Everywhere Nestle’s water bottling operations go, bad public process seems to follow – as evidenced by this brilliant summation of the damaged approval process just concluded in Chaffee County, CO (found in the Salida Citizen news site, written by Lee Hart).
This excerpt from her lengthy post details the travails of citizens who waited hours to speak while Nestle received preferential treatment, broken promises, and a willingness to accept the unwritten promises of a multinational with a demonstrated inability to keep its good neighbor promises:
Over nine months of public hearings, hundreds of citizens passionately voiced their unambiguous opposition to Nestle. This, in the face of a hearing format that seemed biased in favor of giving Nestle every courtesy and consideration while on more than a few occasions showing visible irritation at testimony by local residents. In packed meeting rooms in Buena Vista and Salida, taxpaying voters waited patiently through inhumanely long meetings for their turn to speak out.
The commissioners allowed Nestle to run beyond their allotted agenda time by – on some nights – hours, yet when citizens went a few seconds over their 3-minute allotment of time at the microphone, Commission Chair Holman threatened to forcibly remove the speakers. The bias was apparent again today when in the waning moments before they unanimously agreed to approve Nestle, the commissioners haggled over language pertaining to a Nestle-funded community endowment.
In refusing the quantify – at all – Nestle’s annual programmatic contributions to the fund, the commissioners left it to Nestle – rather than the community – to define the dollar amount of philanthropic giving that constitutes being a “good neighbor.”

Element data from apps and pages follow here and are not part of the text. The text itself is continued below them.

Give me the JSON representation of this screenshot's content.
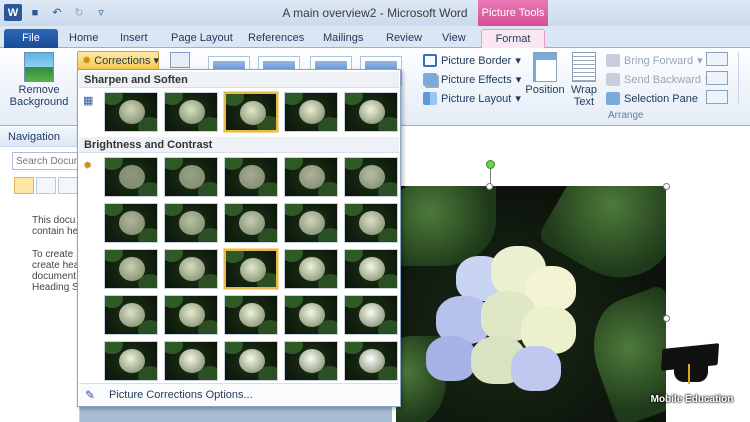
{
  "window": {
    "title": "A main overview2 - Microsoft Word",
    "contextual_tab_group": "Picture Tools"
  },
  "qat": {
    "icons": [
      "word-logo-icon",
      "save-icon",
      "undo-icon",
      "redo-icon",
      "customize-icon"
    ],
    "word_glyph": "W",
    "save_glyph": "■",
    "undo_glyph": "↶",
    "redo_glyph": "↻",
    "customize_glyph": "▿"
  },
  "tabs": [
    "File",
    "Home",
    "Insert",
    "Page Layout",
    "References",
    "Mailings",
    "Review",
    "View",
    "Format"
  ],
  "ribbon": {
    "remove_background": {
      "line1": "Remove",
      "line2": "Background"
    },
    "corrections": "Corrections",
    "picture_border": "Picture Border",
    "picture_effects": "Picture Effects",
    "picture_layout": "Picture Layout",
    "position": "Position",
    "wrap_text": {
      "line1": "Wrap",
      "line2": "Text"
    },
    "bring_forward": "Bring Forward",
    "send_backward": "Send Backward",
    "selection_pane": "Selection Pane",
    "arrange_label": "Arrange",
    "dropdown_glyph": "▾"
  },
  "navigation": {
    "title": "Navigation",
    "search_placeholder": "Search Docum",
    "text_block_1": "This docu\ncontain he",
    "text_block_2": "To create\ncreate hea\ndocument\nHeading S"
  },
  "gallery": {
    "section1_title": "Sharpen and Soften",
    "section2_title": "Brightness and Contrast",
    "footer_label": "Picture Corrections Options...",
    "sharpen_selected_index": 2,
    "brightness_selected": {
      "row": 2,
      "col": 2
    },
    "sharpen_row_colors": [
      "#cfd6b8",
      "#d8dfc2",
      "#e1e8cc",
      "#e8eed4",
      "#eef4dc"
    ],
    "brightness_grid_colors": [
      [
        "#8f9580",
        "#9aa08a",
        "#a4aa94",
        "#aeb49e",
        "#b8bea8"
      ],
      [
        "#aeb49c",
        "#bac0a8",
        "#c5cbb3",
        "#d0d6be",
        "#dbe1c9"
      ],
      [
        "#c9d0b4",
        "#d6dcc1",
        "#e2e8cd",
        "#ecf2d8",
        "#f4f8e2"
      ],
      [
        "#dde3c8",
        "#e6ecd2",
        "#eef3dc",
        "#f4f8e6",
        "#fafcf0"
      ],
      [
        "#eef2dc",
        "#f3f6e4",
        "#f7faec",
        "#fbfdf4",
        "#ffffff"
      ]
    ]
  },
  "watermark": {
    "text": "Mobile Education"
  }
}
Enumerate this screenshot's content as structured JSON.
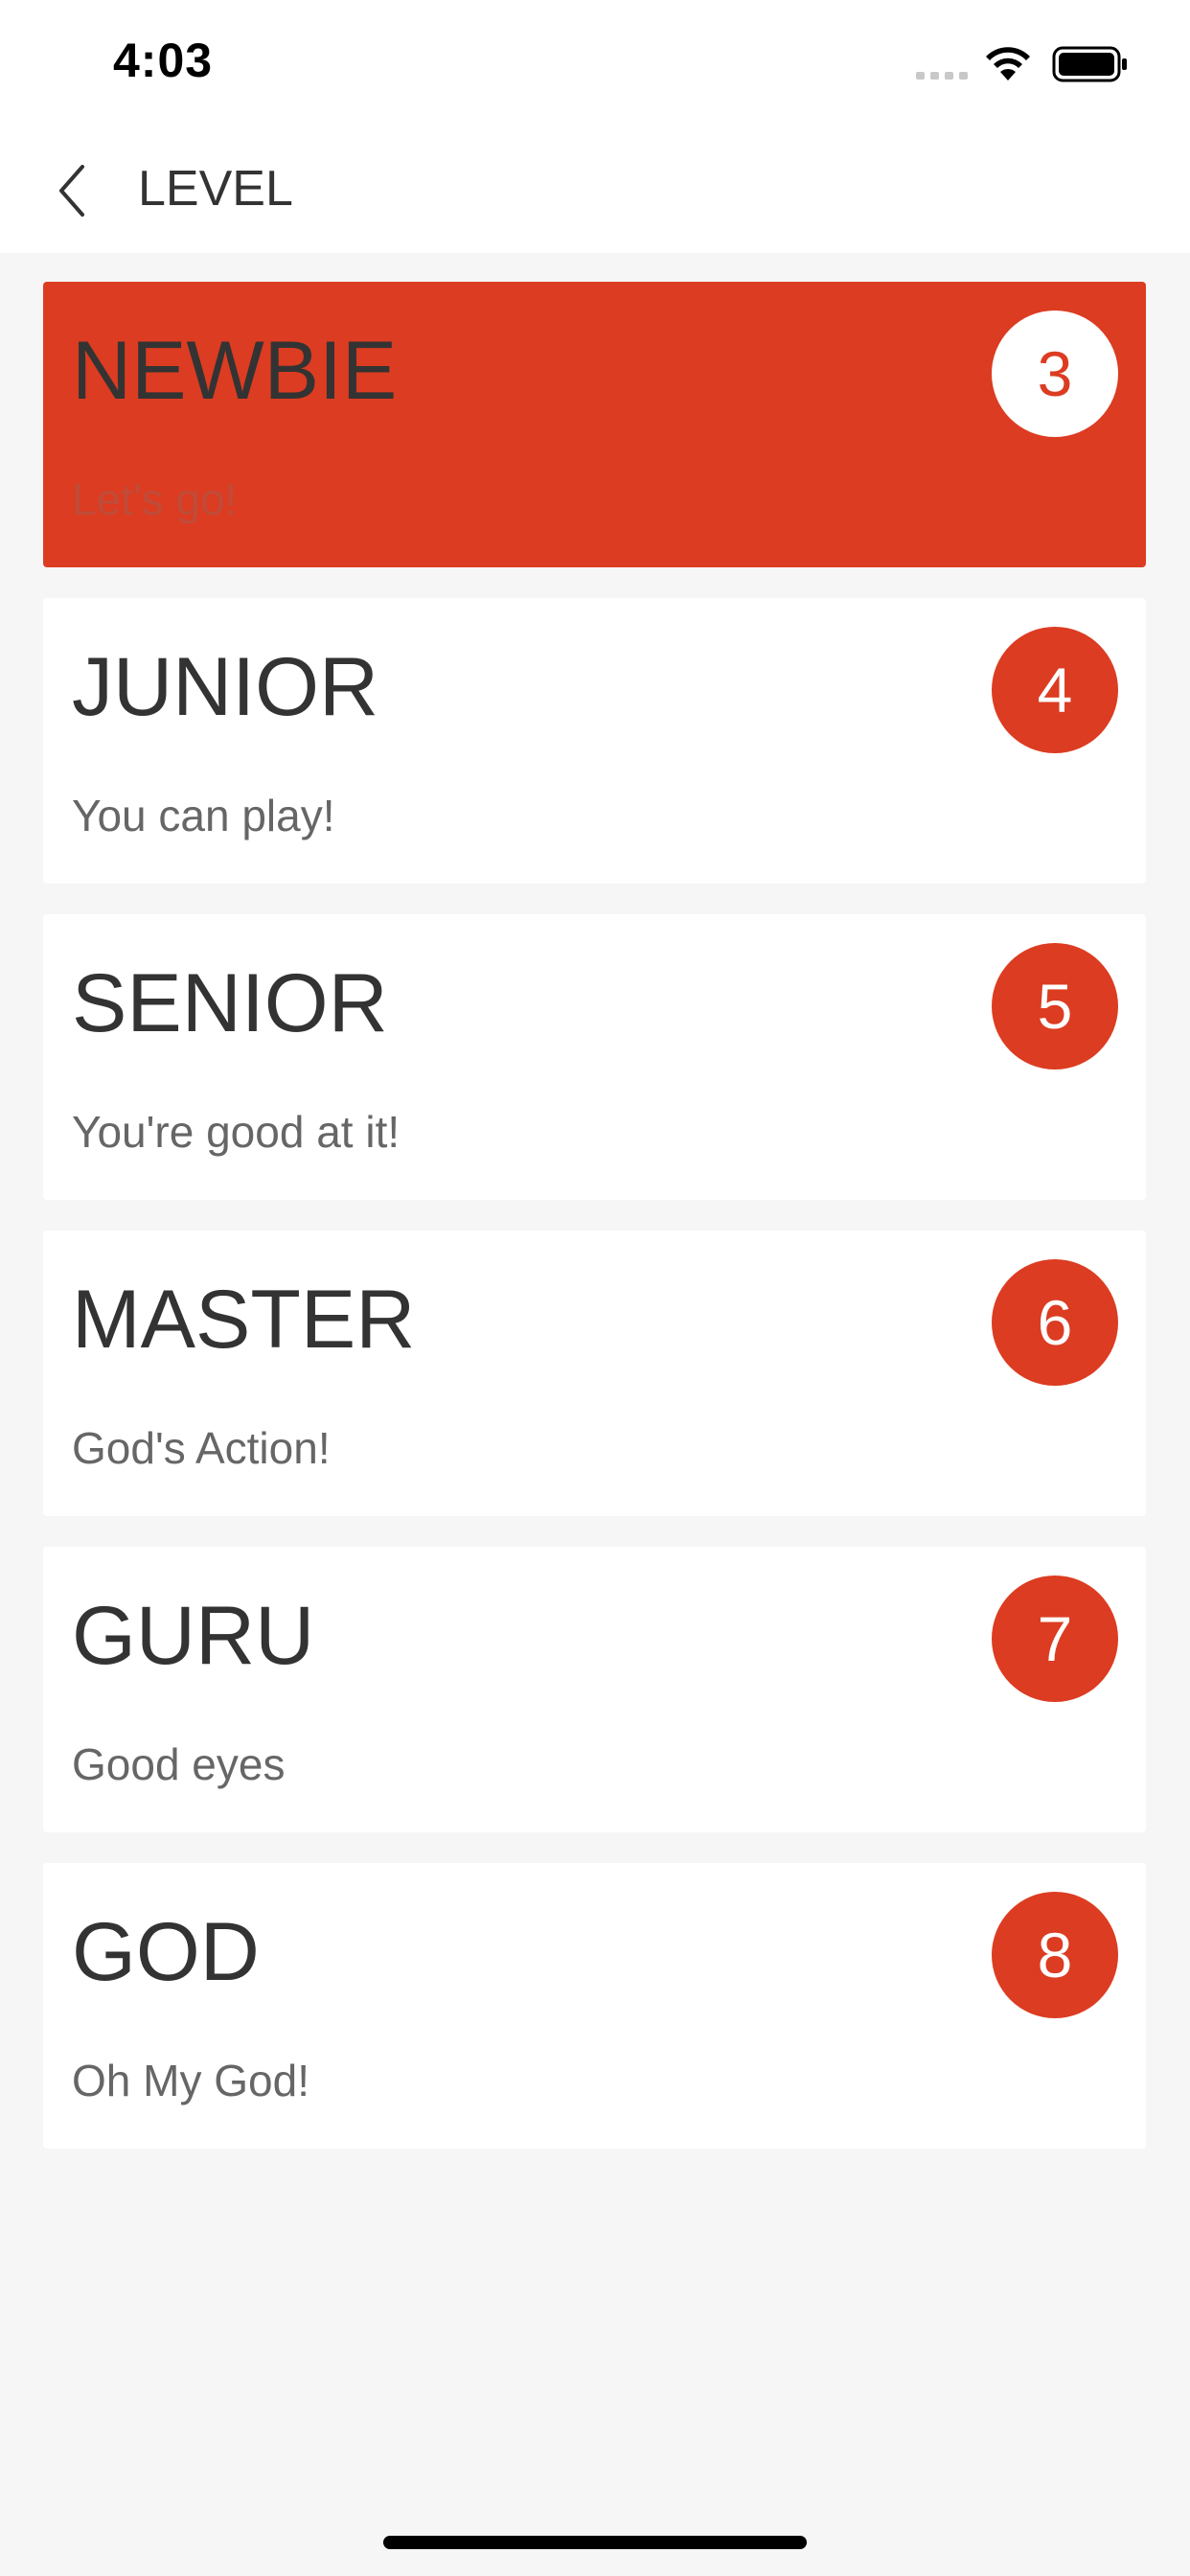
{
  "status_bar": {
    "time": "4:03"
  },
  "nav": {
    "title": "LEVEL"
  },
  "colors": {
    "accent": "#dc3c21",
    "background": "#f6f6f6",
    "card": "#ffffff",
    "title_text": "#333333",
    "desc_text": "#666666"
  },
  "levels": [
    {
      "name": "NEWBIE",
      "description": "Let's go!",
      "badge": "3",
      "selected": true
    },
    {
      "name": "JUNIOR",
      "description": "You can play!",
      "badge": "4",
      "selected": false
    },
    {
      "name": "SENIOR",
      "description": "You're good at it!",
      "badge": "5",
      "selected": false
    },
    {
      "name": "MASTER",
      "description": "God's Action!",
      "badge": "6",
      "selected": false
    },
    {
      "name": "GURU",
      "description": "Good eyes",
      "badge": "7",
      "selected": false
    },
    {
      "name": "GOD",
      "description": "Oh My God!",
      "badge": "8",
      "selected": false
    }
  ]
}
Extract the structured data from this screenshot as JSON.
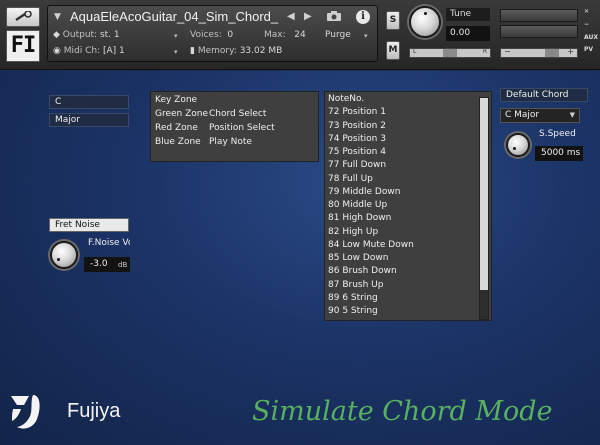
{
  "header": {
    "instrument_name": "AquaEleAcoGuitar_04_Sim_Chord_",
    "output_label": "Output:",
    "output_value": "st. 1",
    "voices_label": "Voices:",
    "voices_value": "0",
    "max_label": "Max:",
    "max_value": "24",
    "purge_label": "Purge",
    "midi_label": "Midi Ch:",
    "midi_value": "[A]  1",
    "memory_label": "Memory:",
    "memory_value": "33.02 MB",
    "solo_label": "S",
    "mute_label": "M",
    "tune_label": "Tune",
    "tune_value": "0.00",
    "pan_left": "L",
    "pan_right": "R",
    "vol_minus": "−",
    "vol_plus": "+",
    "aux_label": "AUX",
    "pv_label": "PV",
    "logo_text": "FI"
  },
  "controls": {
    "key_value": "C",
    "scale_value": "Major",
    "fret_noise_label": "Fret Noise",
    "fnoise_knob_label": "F.Noise Vo",
    "fnoise_value": "-3.0",
    "fnoise_unit": "dB",
    "default_chord_label": "Default Chord",
    "chord_select_value": "C Major",
    "speed_label": "S.Speed",
    "speed_value": "5000 ms"
  },
  "key_zone": {
    "title": "Key Zone",
    "rows": [
      {
        "zone": "Green Zone",
        "action": "Chord Select"
      },
      {
        "zone": "Red Zone",
        "action": "Position Select"
      },
      {
        "zone": "Blue Zone",
        "action": "Play Note"
      }
    ]
  },
  "note_list": {
    "header": "NoteNo.",
    "items": [
      "72  Position 1",
      "73  Position 2",
      "74  Position 3",
      "75  Position 4",
      "77  Full Down",
      "78  Full Up",
      "79  Middle Down",
      "80  Middle Up",
      "81  High Down",
      "82  High Up",
      "84  Low Mute Down",
      "85  Low Down",
      "86  Brush Down",
      "87  Brush Up",
      "89  6 String",
      "90  5 String"
    ]
  },
  "footer": {
    "brand": "Fujiya",
    "mode_title": "Simulate Chord Mode"
  },
  "colors": {
    "background": "#1b3366",
    "mode_title": "#58b060",
    "panel": "#3f3f3f"
  }
}
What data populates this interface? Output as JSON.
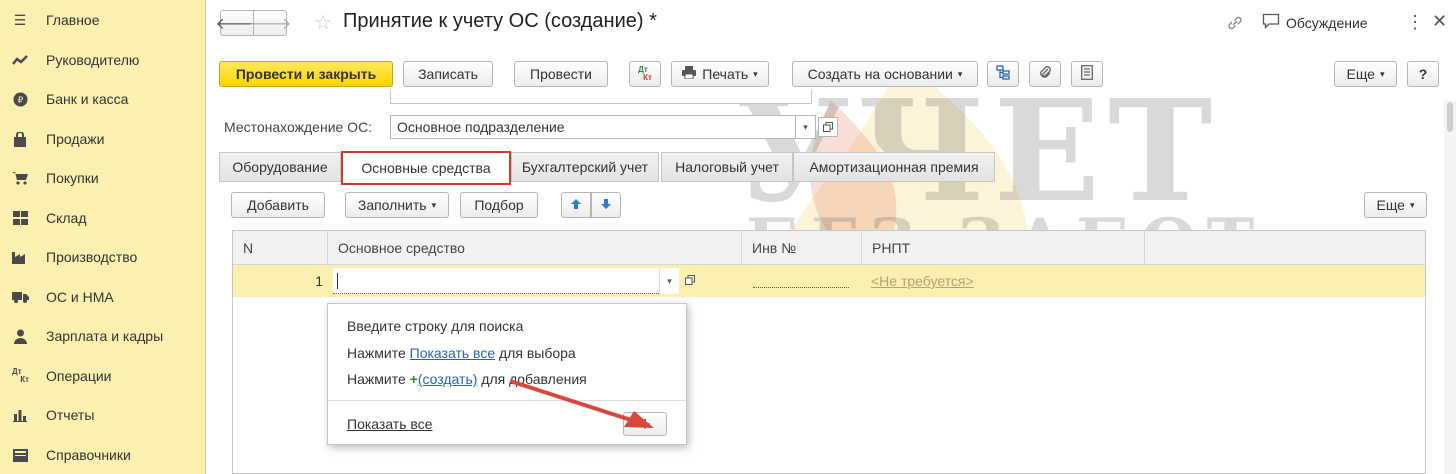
{
  "sidebar": {
    "items": [
      {
        "label": "Главное",
        "icon": "menu-icon"
      },
      {
        "label": "Руководителю",
        "icon": "trend-icon"
      },
      {
        "label": "Банк и касса",
        "icon": "coin-icon"
      },
      {
        "label": "Продажи",
        "icon": "bag-icon"
      },
      {
        "label": "Покупки",
        "icon": "cart-icon"
      },
      {
        "label": "Склад",
        "icon": "warehouse-icon"
      },
      {
        "label": "Производство",
        "icon": "factory-icon"
      },
      {
        "label": "ОС и НМА",
        "icon": "truck-icon"
      },
      {
        "label": "Зарплата и кадры",
        "icon": "person-icon"
      },
      {
        "label": "Операции",
        "icon": "dt-kt-icon"
      },
      {
        "label": "Отчеты",
        "icon": "bar-chart-icon"
      },
      {
        "label": "Справочники",
        "icon": "book-icon"
      }
    ]
  },
  "header": {
    "title": "Принятие к учету ОС (создание) *",
    "discussion": "Обсуждение"
  },
  "toolbar": {
    "post_close": "Провести и закрыть",
    "save": "Записать",
    "post": "Провести",
    "dtkt": "Дт Кт",
    "print": "Печать",
    "create_based": "Создать на основании",
    "more": "Еще",
    "help": "?"
  },
  "form": {
    "location_label": "Местонахождение ОС:",
    "location_value": "Основное подразделение"
  },
  "tabs": [
    "Оборудование",
    "Основные средства",
    "Бухгалтерский учет",
    "Налоговый учет",
    "Амортизационная премия"
  ],
  "table_toolbar": {
    "add": "Добавить",
    "fill": "Заполнить",
    "select": "Подбор",
    "more": "Еще"
  },
  "table": {
    "columns": [
      "N",
      "Основное средство",
      "Инв №",
      "РНПТ"
    ],
    "rows": [
      {
        "n": "1",
        "asset": "",
        "inv": "",
        "rnpt": "<Не требуется>"
      }
    ]
  },
  "popup": {
    "line1": "Введите строку для поиска",
    "line2_prefix": "Нажмите ",
    "line2_link": "Показать все",
    "line2_suffix": " для выбора",
    "line3_prefix": "Нажмите ",
    "line3_plus": "+",
    "line3_link": "(создать)",
    "line3_suffix": " для добавления",
    "show_all": "Показать все",
    "add_button": "+"
  },
  "watermark": {
    "line1": "УЧЕТ",
    "line2": "БЕЗ ЗАБОТ"
  },
  "colors": {
    "sidebar_bg": "#fbf0b0",
    "primary_button": "#f8d500",
    "active_tab_border": "#d03b2b",
    "link": "#2864b4",
    "arrow": "#d9473a"
  }
}
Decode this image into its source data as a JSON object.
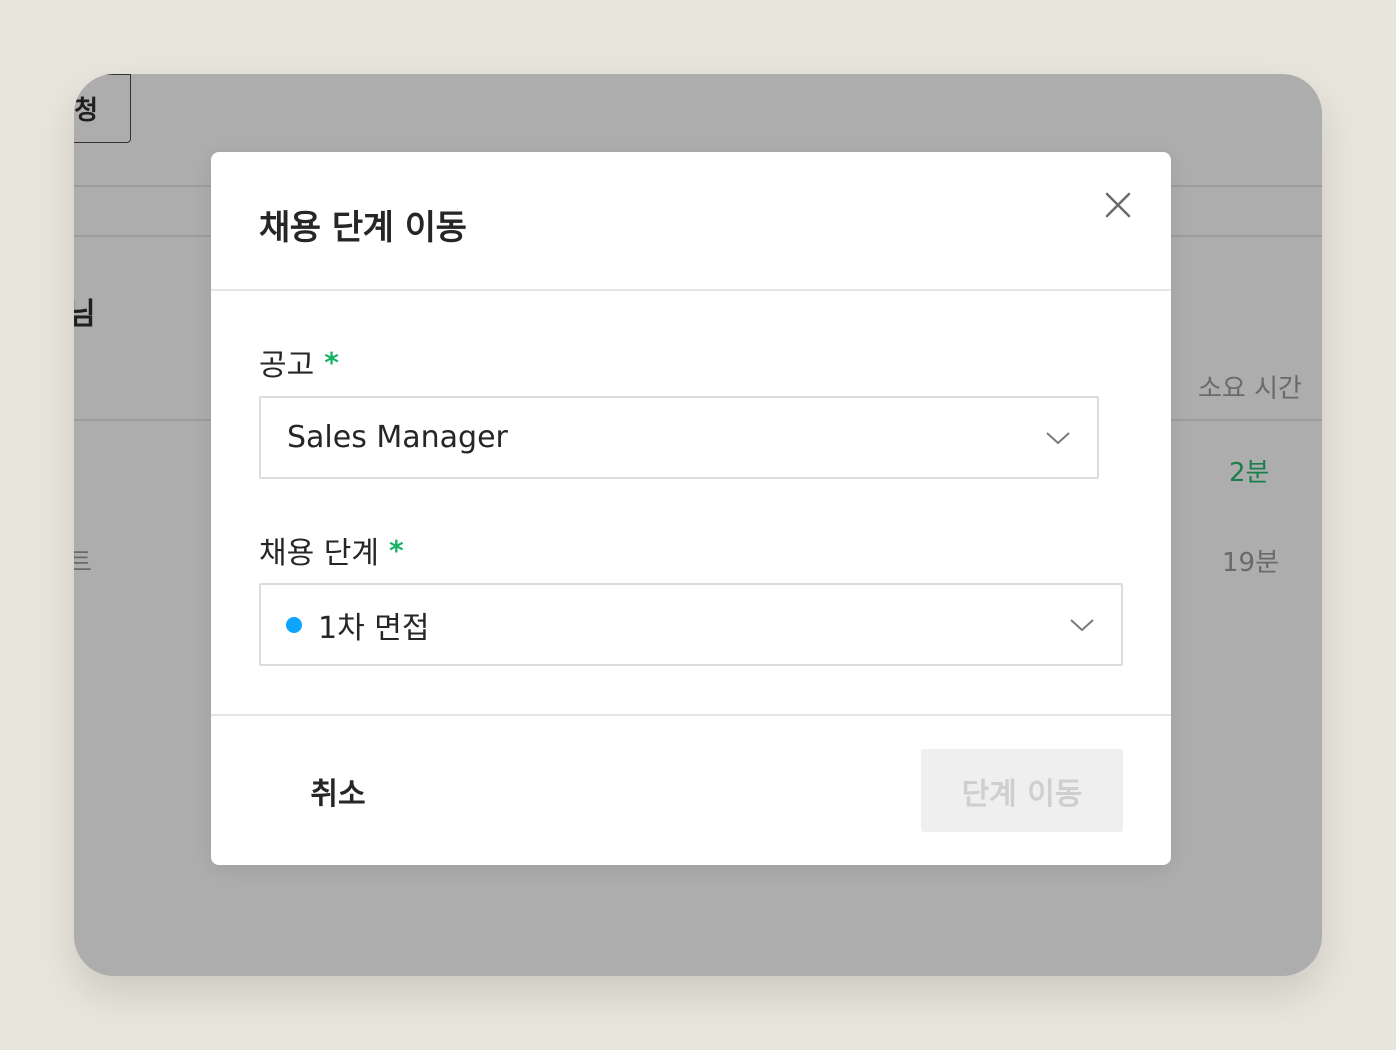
{
  "background": {
    "tab_fragment": "청",
    "heading_fragment": "님",
    "row_fragment": "트",
    "column_header": "소요 시간",
    "rows": [
      {
        "duration": "2분",
        "color": "#1b7f4c"
      },
      {
        "duration": "19분",
        "color": "#6a6a6a"
      }
    ]
  },
  "modal": {
    "title": "채용 단계 이동",
    "close_icon": "close-icon",
    "fields": {
      "posting": {
        "label": "공고",
        "required_mark": "*",
        "value": "Sales Manager"
      },
      "stage": {
        "label": "채용 단계",
        "required_mark": "*",
        "value": "1차 면접",
        "dot_color": "#0ea5ff"
      }
    },
    "footer": {
      "cancel_label": "취소",
      "submit_label": "단계 이동",
      "submit_disabled": true
    }
  },
  "colors": {
    "accent_required": "#16b364",
    "overlay": "#adadad"
  }
}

Face to face with a cadre of Nestle lawyers and high-priced experts, campaign promises by Giese and Holman, made less than a year ago, melted away as quickly as butter in August. Holman pledged that on his watch, no more water would leave this valley. How then could he sign a resolution permitting 65 million gallons to be sucked and trucked beyond county lines?
Giese famously said that green is the color of the future of this valley. How could Giese possibly interpret as good for green all the warnings thrown up by the county’s own consultants and referral agencies warning that Nestle could have negative impacts to surface water quantity and quality, groundwater quantity, air quality, wetlands and the plants and critters that depend on the riparian habitat.
Public opposition to Nestle boiled down to several key themes: Incontrovertible evidence prior to their arrival in Chaffee County and even during the public hearing process made it hard to believe Nestle could, without very specific legally binding stipulations, be the “good neighbor” they purport to be; the intentionally weak and sugar-coated science Nestle presented during its testimony belies lurking danger to surface and groundwater resources as well as riparian habitat that is bad for the longterm sustainability of the environment, as well as future economic development prospects for the valley. Even the county knows this as implied in the Special Land Use Permit where the county writes “Future development outside the subject parcels may impact the quality or quantity of spring water related to the Project.”
It would be naive to think Nestle won’t assign some of its vast resources to block any future housing or commercial development upgradient of its Bighorn and Ruby Mountain springs. It’s hard to imagine any small developer or business person being able to prevail against a fight waged by the world’s largest food and beverage maker.
You can read the rest of Hart’s original post here: Nestle in Chaffee County: Goliath 1, David 0; end or extra innings?.